This year, M (who comments here regularly) and I decided to get together to make the Deepavali bhakshanam(snacks). M’s mom (who again is a regular reader / commentator of this blog) had already made yummy omapodi (thin sev flavored with ajwain) and “Deepavali marunthu”, literally means “Deepavali medicine”, which is quite unique to Deepavali. Made of medicinal elements like pepper and ginger, a small bit of this marunthu goes a long way in healing indigestion after gorging during the festival.

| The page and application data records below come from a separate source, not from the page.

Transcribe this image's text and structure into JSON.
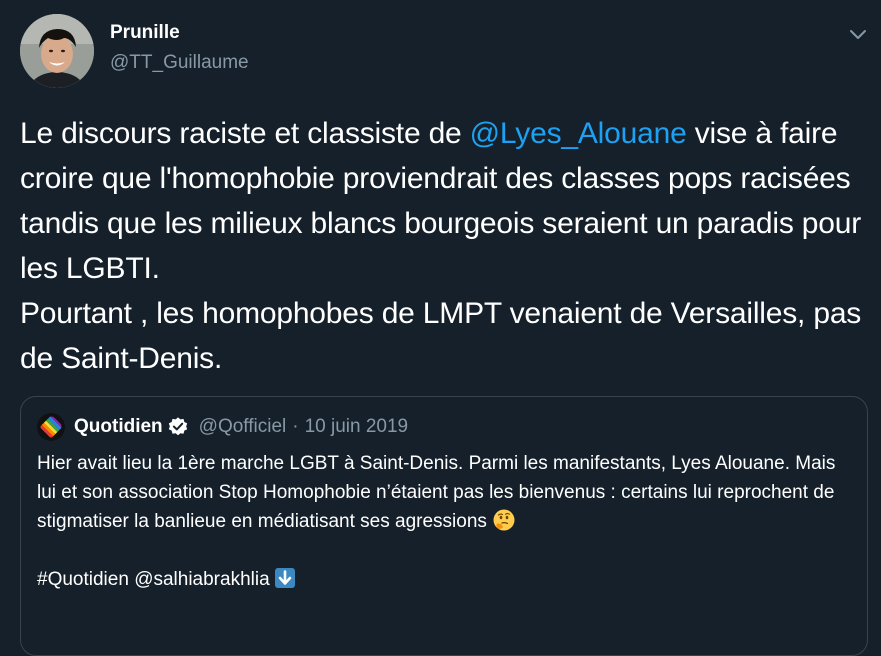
{
  "tweet": {
    "display_name": "Prunille",
    "handle": "@TT_Guillaume",
    "avatar_icon": "user-avatar-photo",
    "menu_icon": "chevron-down-icon",
    "text_part1": "Le discours raciste et classiste de ",
    "mention": "@Lyes_Alouane",
    "text_part2": " vise à faire croire que l'homophobie proviendrait des classes pops racisées tandis que les milieux blancs bourgeois seraient un paradis pour les LGBTI.",
    "text_line2": "Pourtant , les homophobes de LMPT venaient de Versailles, pas de Saint-Denis."
  },
  "quote": {
    "display_name": "Quotidien",
    "verified_icon": "verified-badge-icon",
    "handle": "@Qofficiel",
    "separator": "·",
    "date": "10 juin 2019",
    "text": "Hier avait lieu la 1ère marche LGBT à Saint-Denis. Parmi les manifestants, Lyes Alouane. Mais lui et son association Stop Homophobie n’étaient pas les bienvenus : certains lui reprochent de stigmatiser la banlieue en médiatisant ses agressions",
    "thinking_emoji": "thinking-face-emoji",
    "hashtag": "#Quotidien",
    "mention": "@salhiabrakhlia",
    "down_arrow_emoji": "down-arrow-emoji"
  },
  "colors": {
    "background": "#15202b",
    "text": "#ffffff",
    "secondary_text": "#8899a6",
    "link": "#1da1f2",
    "border": "#38444d"
  }
}
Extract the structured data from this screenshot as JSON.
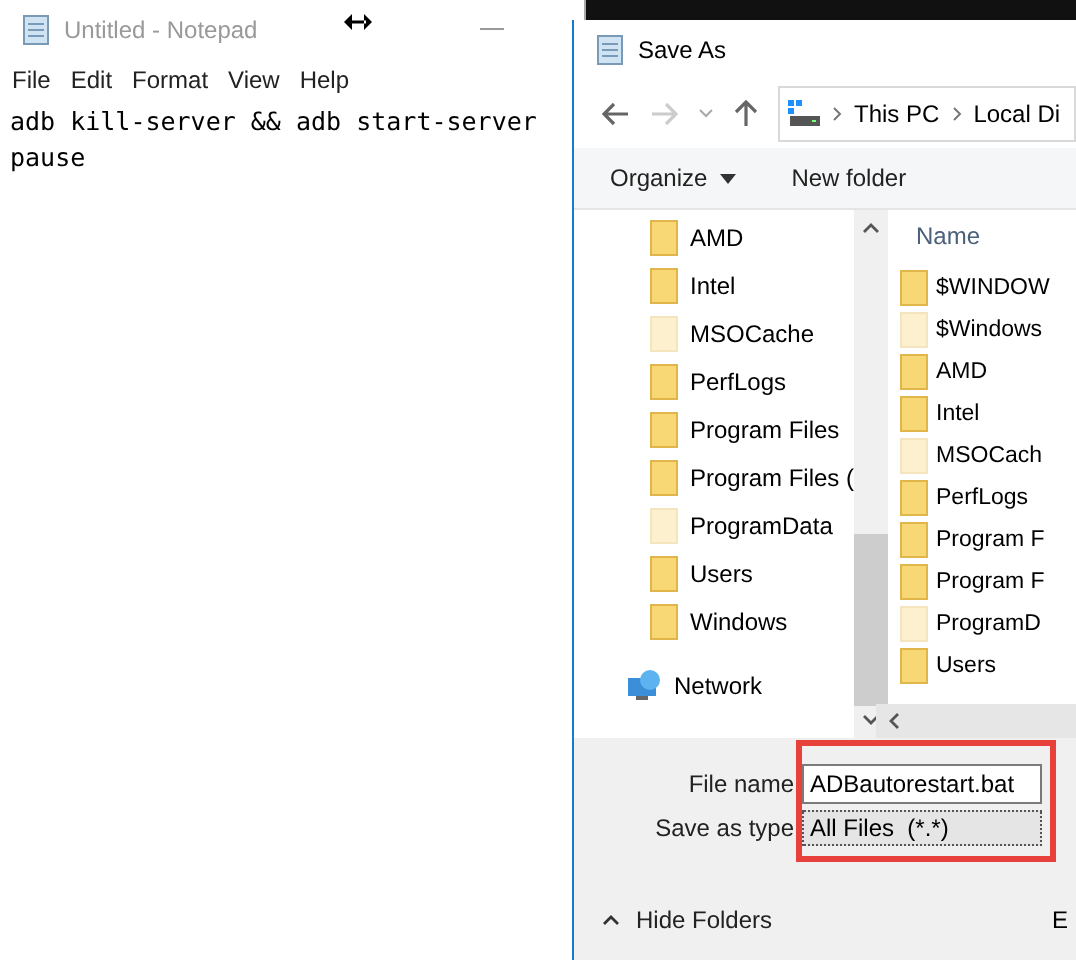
{
  "notepad": {
    "title": "Untitled - Notepad",
    "menu": [
      "File",
      "Edit",
      "Format",
      "View",
      "Help"
    ],
    "text_lines": [
      "adb kill-server && adb start-server",
      "pause"
    ]
  },
  "dialog": {
    "title": "Save As",
    "breadcrumb": [
      "This PC",
      "Local Di"
    ],
    "toolbar": {
      "organize": "Organize",
      "new_folder": "New folder"
    },
    "nav_items": [
      {
        "name": "AMD",
        "hidden": false
      },
      {
        "name": "Intel",
        "hidden": false
      },
      {
        "name": "MSOCache",
        "hidden": true
      },
      {
        "name": "PerfLogs",
        "hidden": false
      },
      {
        "name": "Program Files",
        "hidden": false
      },
      {
        "name": "Program Files (",
        "hidden": false
      },
      {
        "name": "ProgramData",
        "hidden": true
      },
      {
        "name": "Users",
        "hidden": false
      },
      {
        "name": "Windows",
        "hidden": false
      }
    ],
    "network": "Network",
    "list_header": "Name",
    "files": [
      {
        "name": "$WINDOW",
        "hidden": false
      },
      {
        "name": "$Windows",
        "hidden": true
      },
      {
        "name": "AMD",
        "hidden": false
      },
      {
        "name": "Intel",
        "hidden": false
      },
      {
        "name": "MSOCach",
        "hidden": true
      },
      {
        "name": "PerfLogs",
        "hidden": false
      },
      {
        "name": "Program F",
        "hidden": false
      },
      {
        "name": "Program F",
        "hidden": false
      },
      {
        "name": "ProgramD",
        "hidden": true
      },
      {
        "name": "Users",
        "hidden": false
      }
    ],
    "file_name_label": "File name",
    "file_name": "ADBautorestart.bat",
    "type_label": "Save as type",
    "type_value": "All Files  (*.*)",
    "hide_folders": "Hide Folders",
    "footer_cut": "E"
  }
}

All those who read the comment entries on Golu would know that I made a maida (all-purpose flour) sweet for Navaratri. I am calling it “a maida sweet” cos I am not sure what I should call it 🙂 I started out making maida cake, and what I ended up with was not firm like a cake or runny like a halwa. Left with a sweet that tasted awesome (if I may say so) but was shapeless, I decide to roll them into balls and press them down like a peda.
My dear friend Laksh and her husband K were visiting us last weekend and folks who read her blog would know that it was K’s bday last week. As it is more than 5 years since I met them in person, I decided to do something special when they were here, which coincided well with his b’day. I have been wanting to bake this cake from Indira, ever since I laid my eyes on it. What can be a better time to bake this cake than this?
I love anything sweet, no two ways about it; if it has milk, even better. My theory is anything (read any dessert / sweet) made with milk and sugar cannot taste bad. I love my pedhas, rasmalai, paal khova, shrikhand and the list is pretty much endless. The first time I heard about the Tres leches (Three milk in Spanish) cake, I knew it was my kind of cake. I never quite realized it was fairly easy to make at home, till I saw the recipe @ Mansi’s Fun and Food. So when presented with an opportunity to bake a cake (aka birthday of a near and dear one), no points for guessing the cake I made 🙂
The difficulty for me while making this cake was getting the sponge cake right, as I was baking without eggs. I still have some way to go before getting it right, but overall I was satisfied with the end result.